“We are not a glum lot,” the authors of Alcoholics Anonymous wrote. They described the fellowship of Alcoholics Anonymous as a group of people who would “normally not mix.” “We are average Americans. All sections of this country and many of its occupations are represented, as well as many political, economic, social, and religious backgrounds.” Despite the differences among the members, the authors emphasize, “...there exists among us a fellowship, a friendliness and an understanding which is indescribably wonderful.”
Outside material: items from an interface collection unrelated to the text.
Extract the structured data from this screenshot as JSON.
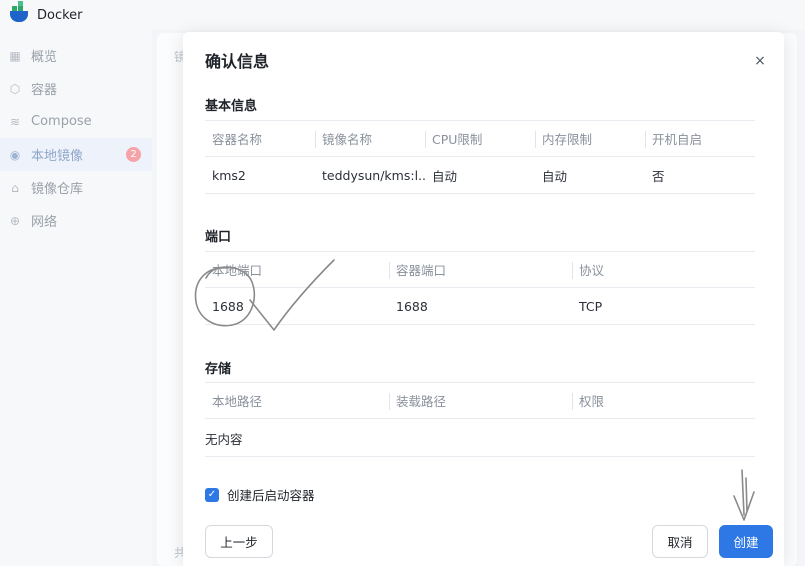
{
  "app": {
    "title": "Docker"
  },
  "sidebar": {
    "items": [
      {
        "label": "概览",
        "icon": "grid-icon"
      },
      {
        "label": "容器",
        "icon": "cube-icon"
      },
      {
        "label": "Compose",
        "icon": "layers-icon"
      },
      {
        "label": "本地镜像",
        "icon": "eye-icon",
        "badge": "2",
        "active": true
      },
      {
        "label": "镜像仓库",
        "icon": "home-icon"
      },
      {
        "label": "网络",
        "icon": "globe-icon"
      }
    ]
  },
  "background": {
    "top_fragment": "镜",
    "bottom_fragment": "共"
  },
  "modal": {
    "title": "确认信息",
    "close_symbol": "×",
    "basic": {
      "title": "基本信息",
      "columns": [
        "容器名称",
        "镜像名称",
        "CPU限制",
        "内存限制",
        "开机自启"
      ],
      "rows": [
        [
          "kms2",
          "teddysun/kms:l...",
          "自动",
          "自动",
          "否"
        ]
      ]
    },
    "ports": {
      "title": "端口",
      "columns": [
        "本地端口",
        "容器端口",
        "协议"
      ],
      "rows": [
        [
          "1688",
          "1688",
          "TCP"
        ]
      ]
    },
    "storage": {
      "title": "存储",
      "columns": [
        "本地路径",
        "装载路径",
        "权限"
      ],
      "empty_text": "无内容"
    },
    "start_after_create": {
      "label": "创建后启动容器",
      "checked": true
    },
    "buttons": {
      "prev": "上一步",
      "cancel": "取消",
      "create": "创建"
    }
  },
  "colors": {
    "primary": "#2d78e4",
    "badge": "#f5a3a8",
    "annotation_ink": "#8a8a8a"
  }
}
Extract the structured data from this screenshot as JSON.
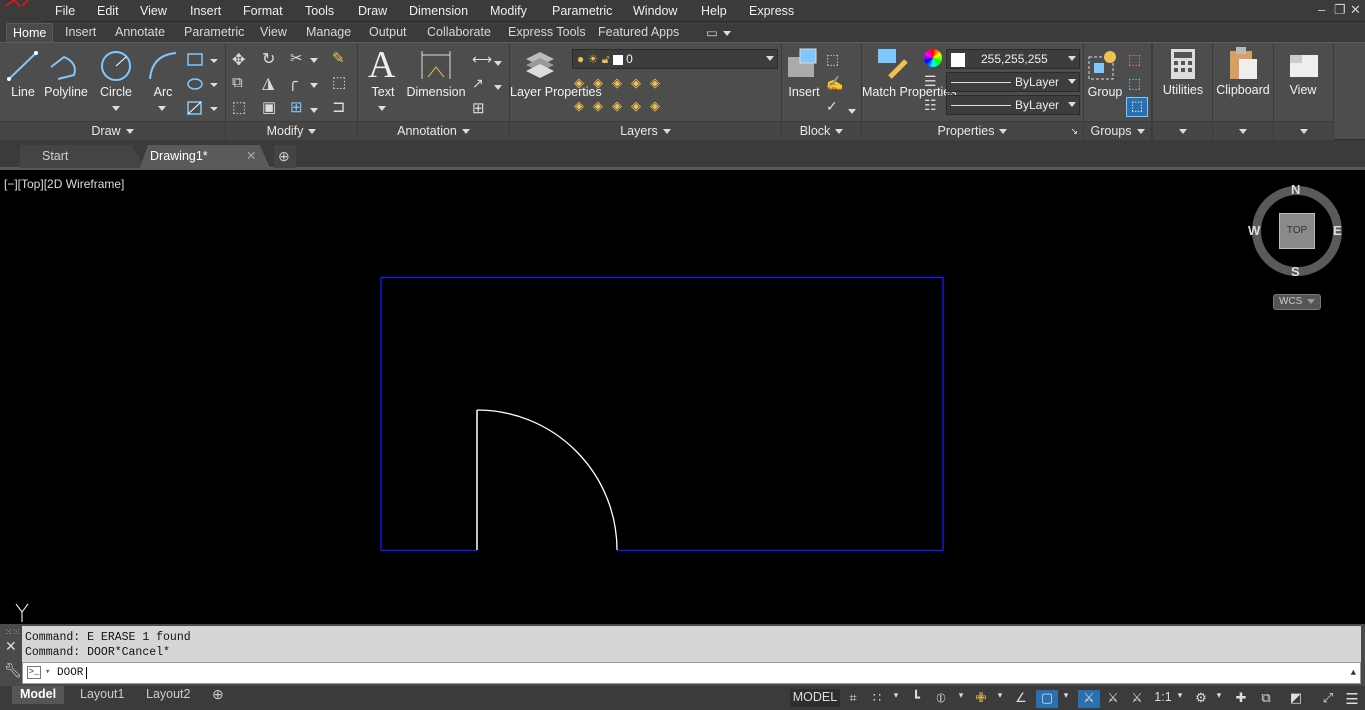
{
  "menubar": {
    "items": [
      "File",
      "Edit",
      "View",
      "Insert",
      "Format",
      "Tools",
      "Draw",
      "Dimension",
      "Modify",
      "Parametric",
      "Window",
      "Help",
      "Express"
    ]
  },
  "ribbon_tabs": [
    "Home",
    "Insert",
    "Annotate",
    "Parametric",
    "View",
    "Manage",
    "Output",
    "Collaborate",
    "Express Tools",
    "Featured Apps"
  ],
  "active_tab": "Home",
  "panels": {
    "draw": {
      "title": "Draw",
      "buttons": [
        "Line",
        "Polyline",
        "Circle",
        "Arc"
      ]
    },
    "modify": {
      "title": "Modify"
    },
    "annotation": {
      "title": "Annotation",
      "buttons": [
        "Text",
        "Dimension"
      ]
    },
    "layers": {
      "title": "Layers",
      "layer_properties": "Layer Properties",
      "current_layer": "0"
    },
    "block": {
      "title": "Block",
      "insert": "Insert"
    },
    "properties": {
      "title": "Properties",
      "match": "Match Properties",
      "color": "255,255,255",
      "linetype": "ByLayer",
      "lineweight": "ByLayer"
    },
    "groups": {
      "title": "Groups",
      "group": "Group"
    },
    "utilities": {
      "label": "Utilities"
    },
    "clipboard": {
      "label": "Clipboard"
    },
    "view": {
      "label": "View"
    }
  },
  "file_tabs": [
    "Start",
    "Drawing1*"
  ],
  "viewport": {
    "label": "[−][Top][2D Wireframe]",
    "compass": {
      "n": "N",
      "s": "S",
      "e": "E",
      "w": "W",
      "cube": "TOP",
      "ucs": "WCS"
    }
  },
  "command": {
    "history": [
      "Command: E ERASE 1 found",
      "Command: DOOR*Cancel*"
    ],
    "input": "DOOR"
  },
  "layout_tabs": [
    "Model",
    "Layout1",
    "Layout2"
  ],
  "status": {
    "model": "MODEL",
    "scale": "1:1"
  },
  "colors": {
    "accent": "#0000ff",
    "drawing": "#ffffff",
    "ribbon": "#4d4d4d"
  }
}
The authors explain that the fellows of Alcoholics Anonymous, and by metaphor meaning anyone who is in recovery from drug and alcohol addiction, are like passengers on a ship being rescued from a shipwreck. “The feeling of having shared in a common peril is one element in the powerful cement which binds us. But that in itself would never have held us together as we are now joined.” Few people can understand the suffering, pain, and plight of living in active addiction to drugs and alcohol the way that an addict or alcoholic can. That “common peril” is what creates an innate and unique sense of empathy among individuals in recovery. Without that painful experience, addicts and alcoholics might not know how to support one another.

Empathy can be defined as “the ability to understand and share the feelings of another”. Humans experience pain. We all experience some kind of pain in our lives whether it is physical, emotional, psychological, or spiritual. Every human being can humble themselves to realize that their experience of pain is no different from anyone else’s experience of pain. However, it helps when two people have suffered a very similar pain, like addiction. Out of that pain, empathy is born.

Can we be empathetic without pain? We have to be able to recognize our own pain first. We also have to be willing to recognize the pain of others. As addicts and alcoholics we turned a blind eye of denial to our own suffering and as a result ignored the suffering we caused others as a result of our addiction. Coming out on the other side of pain gives us the perspective we need to confront and resolve our pain. When we see others suffering we are no longer suffering, but have suffered. We can offer them our empathy because, due to our pain, we have the ability to understand and share their feelings of suffering.

Enlightened Solutions offers a clinical, holistic and 12-step approach to the road to recovery.  If you're struggling with addiction and/or mental illness, our program is specialized in dual-diagnosis treatments. Don't hesitate and call today: 844-234-LIVE.